History of Northern Territory
The Northern Territory (abbreviated as NT) is a federal Australian territory in the central and central northern regions of Australia. It shares borders with Western Australia to the west, South Australia to the south and Queensland to the east. To the north, the territory is bordered by the Timor Sea, the Arafura Sea and the Gulf of Carpentaria. Despite its large area - over 1,349,129 square kilometres - making it the third largest Australian federal division - it is sparsely populated. The Northern Territory's population of 244,000 (2016) makes it the least populous of Australia's eight major states and territories, having fewer than half as many people as Tasmania.
With the coming of the British, there were four early attempts to settle the harsh environment of the northern coast, of which three failed in starvation and despair. The Northern Territory was part of colonial New South Wales from 1825 to 1863, except for a brief time from February to December 1846, when it was part of the short-lived colony of North Australia. It was part of South Australia from 1863 to 1911. Under the administration of colonial South Australia, the overland telegraph was constructed between 1870 and 1872.
On 1 January 1911, a decade after federation, the Northern Territory was separated from South Australia and transferred to Commonwealth control. Letters Patent annexing the Northern Territory to South Australia, 1863. In late 1912 there was growing sentiment that the name "Northern Territory" was unsatisfactory.

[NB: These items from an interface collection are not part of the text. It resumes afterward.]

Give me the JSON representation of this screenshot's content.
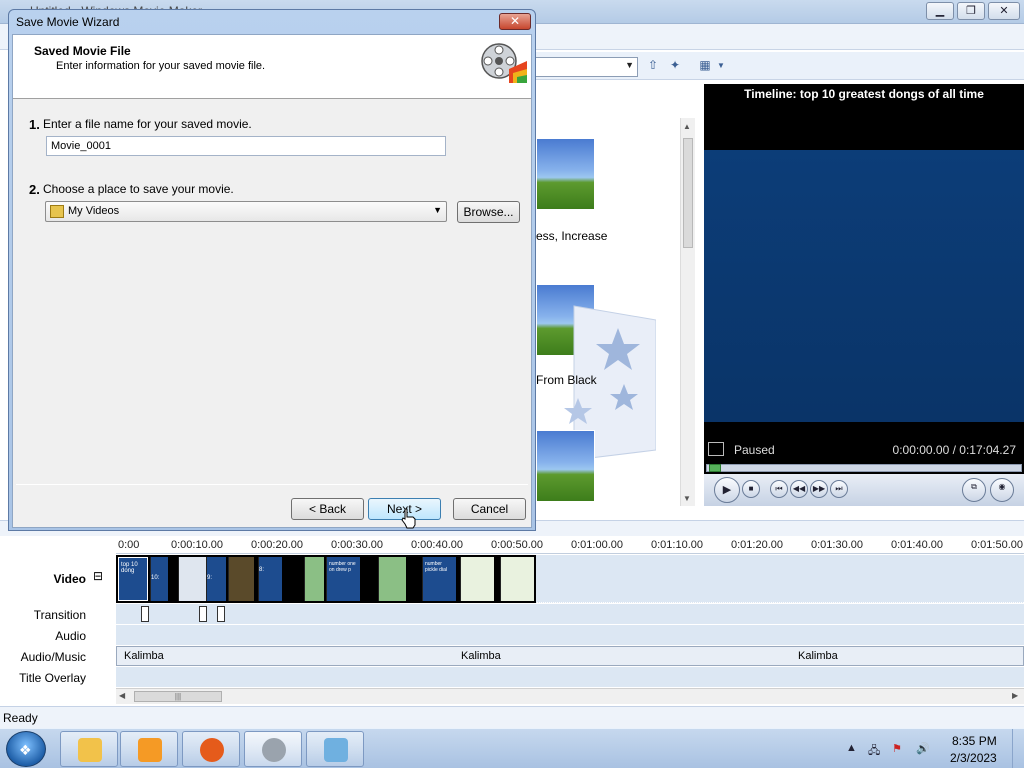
{
  "app": {
    "title": "Untitled - Windows Movie Maker",
    "minimize_icon": "minimize-icon",
    "maximize_icon": "restore-icon",
    "close_icon": "close-icon"
  },
  "content": {
    "effect_labels": [
      "ess, Increase",
      "From Black"
    ]
  },
  "preview": {
    "title": "Timeline: top 10 greatest dongs of all time",
    "state": "Paused",
    "time": "0:00:00.00 / 0:17:04.27"
  },
  "timeline": {
    "ruler": [
      "0:00",
      "0:00:10.00",
      "0:00:20.00",
      "0:00:30.00",
      "0:00:40.00",
      "0:00:50.00",
      "0:01:00.00",
      "0:01:10.00",
      "0:01:20.00",
      "0:01:30.00",
      "0:01:40.00",
      "0:01:50.00"
    ],
    "tracks": {
      "video": "Video",
      "collapse": "⊟",
      "transition": "Transition",
      "audio": "Audio",
      "music": "Audio/Music",
      "overlay": "Title Overlay"
    },
    "music_clips": [
      "Kalimba",
      "Kalimba",
      "Kalimba"
    ],
    "clip_texts": [
      "top 10 dong",
      "10:",
      "9: ",
      "8:",
      "number one on drew p",
      "number pickle dial"
    ]
  },
  "status": "Ready",
  "dialog": {
    "title": "Save Movie Wizard",
    "close_label": "✕",
    "heading": "Saved Movie File",
    "subheading": "Enter information for your saved movie file.",
    "step1_num": "1.",
    "step1_text": "Enter a file name for your saved movie.",
    "filename_value": "Movie_0001",
    "step2_num": "2.",
    "step2_text": "Choose a place to save your movie.",
    "location_value": "My Videos",
    "browse_label": "Browse...",
    "back_label": "< Back",
    "next_label": "Next >",
    "cancel_label": "Cancel"
  },
  "taskbar": {
    "apps": [
      "file-explorer-icon",
      "media-player-icon",
      "firefox-icon",
      "movie-maker-icon",
      "paint-icon"
    ],
    "time": "8:35 PM",
    "date": "2/3/2023"
  },
  "colors": {
    "accent": "#1f5fa8",
    "preview_screen": "#0c3d78",
    "track_bg": "#dce7f3"
  }
}
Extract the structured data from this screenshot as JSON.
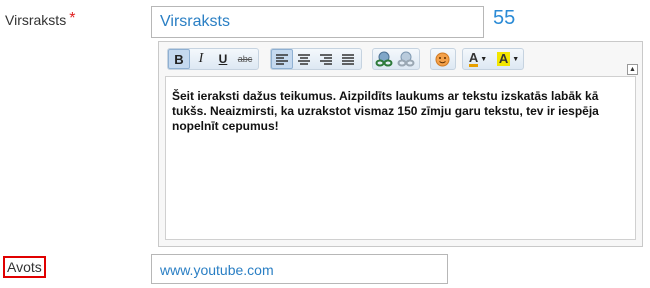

The names "Kingsland" (after King George V and to correspond with Queensland), "Centralia" and "Territoria" were proposed with Kingsland becoming the preferred choice in 1913. However, the name change never went ahead.
There are many very small settlements scattered across the territory, but the larger population centres are located on the single paved road that links Darwin to southern Australia, the Stuart Highway, known to locals simply as "the track".
The Northern Territory is also home to two spectacular natural rock formations, Uluru (Ayers Rock) and Kata Tjuta (The Olgas), which are sacred to the local Aboriginal peoples and which have become major tourist attractions.
In the northern part of the Territory lies Kakadu National Park, which features breathtaking wetlands and native wildlife. To the north of that lies the Arafura Sea, and to the east lies Arnhem Land, whose regional centre is Maningrida on the Liverpool River delta. There is an extensive series of river systems in the Northern Territory. These rivers include: the Alligator Rivers, Daly River, Finke River, McArthur River, Roper River, Todd River and Victoria River.
The Northern Territory has two distinctive climate zones.
The northern end, including Darwin, has a tropical climate with high humidity and two seasons, the wet (October to April) and dry season (May to September). During the dry season nearly every day is warm and sunny, and afternoon humidity averages around 30%. There is very little rainfall between May and September. In the coolest months of June and July, the daily minimum temperature may dip as low as 14 °C but very rarely lower, and frost has never been recorded. The wet season is associated with tropical cyclones and monsoon rains.